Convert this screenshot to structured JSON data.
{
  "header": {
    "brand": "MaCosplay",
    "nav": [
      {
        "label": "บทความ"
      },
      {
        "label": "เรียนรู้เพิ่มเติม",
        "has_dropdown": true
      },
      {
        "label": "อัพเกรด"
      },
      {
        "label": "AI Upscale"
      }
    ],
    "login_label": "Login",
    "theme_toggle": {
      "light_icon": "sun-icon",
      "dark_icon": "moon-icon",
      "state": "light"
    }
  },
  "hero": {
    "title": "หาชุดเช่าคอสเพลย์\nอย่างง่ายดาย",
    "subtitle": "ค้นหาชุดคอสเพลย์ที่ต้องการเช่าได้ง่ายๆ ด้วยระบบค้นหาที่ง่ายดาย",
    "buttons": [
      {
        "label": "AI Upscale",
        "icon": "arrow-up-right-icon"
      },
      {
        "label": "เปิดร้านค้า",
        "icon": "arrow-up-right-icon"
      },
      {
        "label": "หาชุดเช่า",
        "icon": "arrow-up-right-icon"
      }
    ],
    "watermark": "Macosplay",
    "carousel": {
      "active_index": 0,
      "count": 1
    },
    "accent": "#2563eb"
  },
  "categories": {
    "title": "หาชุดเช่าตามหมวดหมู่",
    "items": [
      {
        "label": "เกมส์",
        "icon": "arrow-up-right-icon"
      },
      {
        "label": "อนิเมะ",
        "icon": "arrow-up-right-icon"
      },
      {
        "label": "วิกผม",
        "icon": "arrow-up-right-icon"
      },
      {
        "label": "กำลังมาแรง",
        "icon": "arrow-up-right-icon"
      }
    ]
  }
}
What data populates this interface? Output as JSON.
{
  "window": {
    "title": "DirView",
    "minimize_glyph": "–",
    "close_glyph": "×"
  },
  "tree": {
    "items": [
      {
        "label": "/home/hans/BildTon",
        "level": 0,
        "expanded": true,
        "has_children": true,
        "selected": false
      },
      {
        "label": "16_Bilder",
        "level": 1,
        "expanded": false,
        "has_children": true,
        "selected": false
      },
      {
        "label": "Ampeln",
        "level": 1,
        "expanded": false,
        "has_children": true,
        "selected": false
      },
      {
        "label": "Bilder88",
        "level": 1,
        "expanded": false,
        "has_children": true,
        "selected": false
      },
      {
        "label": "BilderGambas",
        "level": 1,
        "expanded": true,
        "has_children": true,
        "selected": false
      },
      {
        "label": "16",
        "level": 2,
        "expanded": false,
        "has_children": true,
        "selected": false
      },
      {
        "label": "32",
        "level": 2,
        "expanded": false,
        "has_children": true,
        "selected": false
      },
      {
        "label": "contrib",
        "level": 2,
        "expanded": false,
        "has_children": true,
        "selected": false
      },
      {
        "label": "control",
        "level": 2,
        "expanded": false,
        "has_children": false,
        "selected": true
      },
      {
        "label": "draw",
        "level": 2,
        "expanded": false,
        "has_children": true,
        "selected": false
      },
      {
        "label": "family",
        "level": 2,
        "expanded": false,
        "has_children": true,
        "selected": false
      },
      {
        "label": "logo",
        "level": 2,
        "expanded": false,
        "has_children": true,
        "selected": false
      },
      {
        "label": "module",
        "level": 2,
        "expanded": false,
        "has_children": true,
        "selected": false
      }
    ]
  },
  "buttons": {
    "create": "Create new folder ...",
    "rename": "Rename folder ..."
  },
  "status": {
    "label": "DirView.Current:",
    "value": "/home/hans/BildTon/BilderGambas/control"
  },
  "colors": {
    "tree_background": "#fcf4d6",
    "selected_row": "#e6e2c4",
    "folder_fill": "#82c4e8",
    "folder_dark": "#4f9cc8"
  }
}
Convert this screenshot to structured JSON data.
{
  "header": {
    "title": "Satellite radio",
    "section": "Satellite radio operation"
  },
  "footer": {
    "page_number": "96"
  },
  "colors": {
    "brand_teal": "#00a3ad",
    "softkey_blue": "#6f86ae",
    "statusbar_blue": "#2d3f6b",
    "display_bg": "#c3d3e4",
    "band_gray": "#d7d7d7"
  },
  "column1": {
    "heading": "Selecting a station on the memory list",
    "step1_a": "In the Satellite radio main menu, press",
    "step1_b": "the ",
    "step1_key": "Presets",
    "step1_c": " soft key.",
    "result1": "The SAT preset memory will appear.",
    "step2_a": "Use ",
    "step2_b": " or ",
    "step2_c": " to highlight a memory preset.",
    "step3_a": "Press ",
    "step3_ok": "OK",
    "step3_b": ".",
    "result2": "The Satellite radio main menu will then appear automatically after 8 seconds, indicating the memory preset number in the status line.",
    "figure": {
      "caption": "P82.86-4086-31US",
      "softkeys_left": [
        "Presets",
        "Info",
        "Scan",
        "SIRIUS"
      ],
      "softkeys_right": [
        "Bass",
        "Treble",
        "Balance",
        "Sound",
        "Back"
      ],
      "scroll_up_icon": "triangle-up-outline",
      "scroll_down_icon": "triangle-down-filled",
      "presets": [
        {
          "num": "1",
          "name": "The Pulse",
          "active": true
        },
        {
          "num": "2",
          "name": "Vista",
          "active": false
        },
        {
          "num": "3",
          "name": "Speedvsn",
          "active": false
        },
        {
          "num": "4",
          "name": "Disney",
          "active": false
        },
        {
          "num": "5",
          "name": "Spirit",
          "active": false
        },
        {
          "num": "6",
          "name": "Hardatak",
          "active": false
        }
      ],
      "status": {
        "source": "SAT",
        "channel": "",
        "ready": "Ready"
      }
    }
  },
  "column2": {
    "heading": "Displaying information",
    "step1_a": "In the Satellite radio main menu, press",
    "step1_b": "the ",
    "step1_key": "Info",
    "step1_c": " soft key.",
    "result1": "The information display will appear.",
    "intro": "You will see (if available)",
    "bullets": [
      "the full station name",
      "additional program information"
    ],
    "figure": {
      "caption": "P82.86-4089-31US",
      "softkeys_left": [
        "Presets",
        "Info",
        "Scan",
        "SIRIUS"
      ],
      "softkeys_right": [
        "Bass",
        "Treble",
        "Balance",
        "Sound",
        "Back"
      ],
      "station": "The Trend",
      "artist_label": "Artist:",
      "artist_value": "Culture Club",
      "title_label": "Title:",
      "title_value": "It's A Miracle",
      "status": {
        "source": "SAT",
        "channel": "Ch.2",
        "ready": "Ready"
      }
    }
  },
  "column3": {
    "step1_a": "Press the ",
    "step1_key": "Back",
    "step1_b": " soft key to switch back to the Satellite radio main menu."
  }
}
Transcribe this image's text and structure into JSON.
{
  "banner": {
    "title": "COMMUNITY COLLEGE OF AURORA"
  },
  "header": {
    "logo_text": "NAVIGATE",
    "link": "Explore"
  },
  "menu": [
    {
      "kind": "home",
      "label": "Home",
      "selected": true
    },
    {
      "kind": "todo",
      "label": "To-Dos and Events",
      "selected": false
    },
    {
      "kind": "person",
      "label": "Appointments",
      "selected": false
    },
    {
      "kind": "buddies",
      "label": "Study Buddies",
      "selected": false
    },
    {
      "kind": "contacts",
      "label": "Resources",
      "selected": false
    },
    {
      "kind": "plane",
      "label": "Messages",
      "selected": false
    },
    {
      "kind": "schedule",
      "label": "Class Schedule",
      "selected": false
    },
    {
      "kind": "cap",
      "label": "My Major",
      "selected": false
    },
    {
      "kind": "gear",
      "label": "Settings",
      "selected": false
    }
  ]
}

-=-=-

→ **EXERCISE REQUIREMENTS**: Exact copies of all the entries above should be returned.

→ **ANSWER SPACE**:
Convert this screenshot to structured JSON data.
{
  "header": {
    "brand": "MaCosplay",
    "nav": [
      {
        "label": "บทความ"
      },
      {
        "label": "เรียนรู้เพิ่มเติม",
        "has_dropdown": true
      },
      {
        "label": "อัพเกรด"
      },
      {
        "label": "AI Upscale"
      }
    ],
    "login_label": "Login",
    "theme_toggle": {
      "light_icon": "sun-icon",
      "dark_icon": "moon-icon",
      "state": "light"
    }
  },
  "hero": {
    "title": "หาชุดเช่าคอสเพลย์\nอย่างง่ายดาย",
    "subtitle": "ค้นหาชุดคอสเพลย์ที่ต้องการเช่าได้ง่ายๆ ด้วยระบบค้นหาที่ง่ายดาย",
    "buttons": [
      {
        "label": "AI Upscale",
        "icon": "arrow-up-right-icon"
      },
      {
        "label": "เปิดร้านค้า",
        "icon": "arrow-up-right-icon"
      },
      {
        "label": "หาชุดเช่า",
        "icon": "arrow-up-right-icon"
      }
    ],
    "watermark": "Macosplay",
    "carousel": {
      "active_index": 0,
      "count": 1
    },
    "accent": "#2563eb"
  },
  "categories": {
    "title": "หาชุดเช่าตามหมวดหมู่",
    "items": [
      {
        "label": "เกมส์",
        "icon": "arrow-up-right-icon"
      },
      {
        "label": "อนิเมะ",
        "icon": "arrow-up-right-icon"
      },
      {
        "label": "วิกผม",
        "icon": "arrow-up-right-icon"
      },
      {
        "label": "กำลังมาแรง",
        "icon": "arrow-up-right-icon"
      }
    ]
  }
}
What data populates this interface? Output as JSON.
{
  "window": {
    "title": "DirView",
    "minimize_glyph": "–",
    "close_glyph": "×"
  },
  "tree": {
    "items": [
      {
        "label": "/home/hans/BildTon",
        "level": 0,
        "expanded": true,
        "has_children": true,
        "selected": false
      },
      {
        "label": "16_Bilder",
        "level": 1,
        "expanded": false,
        "has_children": true,
        "selected": false
      },
      {
        "label": "Ampeln",
        "level": 1,
        "expanded": false,
        "has_children": true,
        "selected": false
      },
      {
        "label": "Bilder88",
        "level": 1,
        "expanded": false,
        "has_children": true,
        "selected": false
      },
      {
        "label": "BilderGambas",
        "level": 1,
        "expanded": true,
        "has_children": true,
        "selected": false
      },
      {
        "label": "16",
        "level": 2,
        "expanded": false,
        "has_children": true,
        "selected": false
      },
      {
        "label": "32",
        "level": 2,
        "expanded": false,
        "has_children": true,
        "selected": false
      },
      {
        "label": "contrib",
        "level": 2,
        "expanded": false,
        "has_children": true,
        "selected": false
      },
      {
        "label": "control",
        "level": 2,
        "expanded": false,
        "has_children": false,
        "selected": true
      },
      {
        "label": "draw",
        "level": 2,
        "expanded": false,
        "has_children": true,
        "selected": false
      },
      {
        "label": "family",
        "level": 2,
        "expanded": false,
        "has_children": true,
        "selected": false
      },
      {
        "label": "logo",
        "level": 2,
        "expanded": false,
        "has_children": true,
        "selected": false
      },
      {
        "label": "module",
        "level": 2,
        "expanded": false,
        "has_children": true,
        "selected": false
      }
    ]
  },
  "buttons": {
    "create": "Create new folder ...",
    "rename": "Rename folder ..."
  },
  "status": {
    "label": "DirView.Current:",
    "value": "/home/hans/BildTon/BilderGambas/control"
  },
  "colors": {
    "tree_background": "#fcf4d6",
    "selected_row": "#e6e2c4",
    "folder_fill": "#82c4e8",
    "folder_dark": "#4f9cc8"
  }
}
Convert this screenshot to structured JSON data.
{
  "header": {
    "title": "Satellite radio",
    "section": "Satellite radio operation"
  },
  "footer": {
    "page_number": "96"
  },
  "colors": {
    "brand_teal": "#00a3ad",
    "softkey_blue": "#6f86ae",
    "statusbar_blue": "#2d3f6b",
    "display_bg": "#c3d3e4",
    "band_gray": "#d7d7d7"
  },
  "column1": {
    "heading": "Selecting a station on the memory list",
    "step1_a": "In the Satellite radio main menu, press",
    "step1_b": "the ",
    "step1_key": "Presets",
    "step1_c": " soft key.",
    "result1": "The SAT preset memory will appear.",
    "step2_a": "Use ",
    "step2_b": " or ",
    "step2_c": " to highlight a memory preset.",
    "step3_a": "Press ",
    "step3_ok": "OK",
    "step3_b": ".",
    "result2": "The Satellite radio main menu will then appear automatically after 8 seconds, indicating the memory preset number in the status line.",
    "figure": {
      "caption": "P82.86-4086-31US",
      "softkeys_left": [
        "Presets",
        "Info",
        "Scan",
        "SIRIUS"
      ],
      "softkeys_right": [
        "Bass",
        "Treble",
        "Balance",
        "Sound",
        "Back"
      ],
      "scroll_up_icon": "triangle-up-outline",
      "scroll_down_icon": "triangle-down-filled",
      "presets": [
        {
          "num": "1",
          "name": "The Pulse",
          "active": true
        },
        {
          "num": "2",
          "name": "Vista",
          "active": false
        },
        {
          "num": "3",
          "name": "Speedvsn",
          "active": false
        },
        {
          "num": "4",
          "name": "Disney",
          "active": false
        },
        {
          "num": "5",
          "name": "Spirit",
          "active": false
        },
        {
          "num": "6",
          "name": "Hardatak",
          "active": false
        }
      ],
      "status": {
        "source": "SAT",
        "channel": "",
        "ready": "Ready"
      }
    }
  },
  "column2": {
    "heading": "Displaying information",
    "step1_a": "In the Satellite radio main menu, press",
    "step1_b": "the ",
    "step1_key": "Info",
    "step1_c": " soft key.",
    "result1": "The information display will appear.",
    "intro": "You will see (if available)",
    "bullets": [
      "the full station name",
      "additional program information"
    ],
    "figure": {
      "caption": "P82.86-4089-31US",
      "softkeys_left": [
        "Presets",
        "Info",
        "Scan",
        "SIRIUS"
      ],
      "softkeys_right": [
        "Bass",
        "Treble",
        "Balance",
        "Sound",
        "Back"
      ],
      "station": "The Trend",
      "artist_label": "Artist:",
      "artist_value": "Culture Club",
      "title_label": "Title:",
      "title_value": "It's A Miracle",
      "status": {
        "source": "SAT",
        "channel": "Ch.2",
        "ready": "Ready"
      }
    }
  },
  "column3": {
    "step1_a": "Press the ",
    "step1_key": "Back",
    "step1_b": " soft key to switch back to the Satellite radio main menu."
  }
}
Transcribe this image's text and structure into JSON.
{
  "banner": {
    "title": "COMMUNITY COLLEGE OF AURORA"
  },
  "header": {
    "logo_text": "NAVIGATE",
    "link": "Explore"
  },
  "menu": [
    {
      "kind": "home",
      "label": "Home",
      "selected": true
    },
    {
      "kind": "todo",
      "label": "To-Dos and Events",
      "selected": false
    },
    {
      "kind": "person",
      "label": "Appointments",
      "selected": false
    },
    {
      "kind": "buddies",
      "label": "Study Buddies",
      "selected": false
    },
    {
      "kind": "contacts",
      "label": "Resources",
      "selected": false
    },
    {
      "kind": "plane",
      "label": "Messages",
      "selected": false
    },
    {
      "kind": "schedule",
      "label": "Class Schedule",
      "selected": false
    },
    {
      "kind": "cap",
      "label": "My Major",
      "selected": false
    },
    {
      "kind": "gear",
      "label": "Settings",
      "selected": false
    }
  ]
}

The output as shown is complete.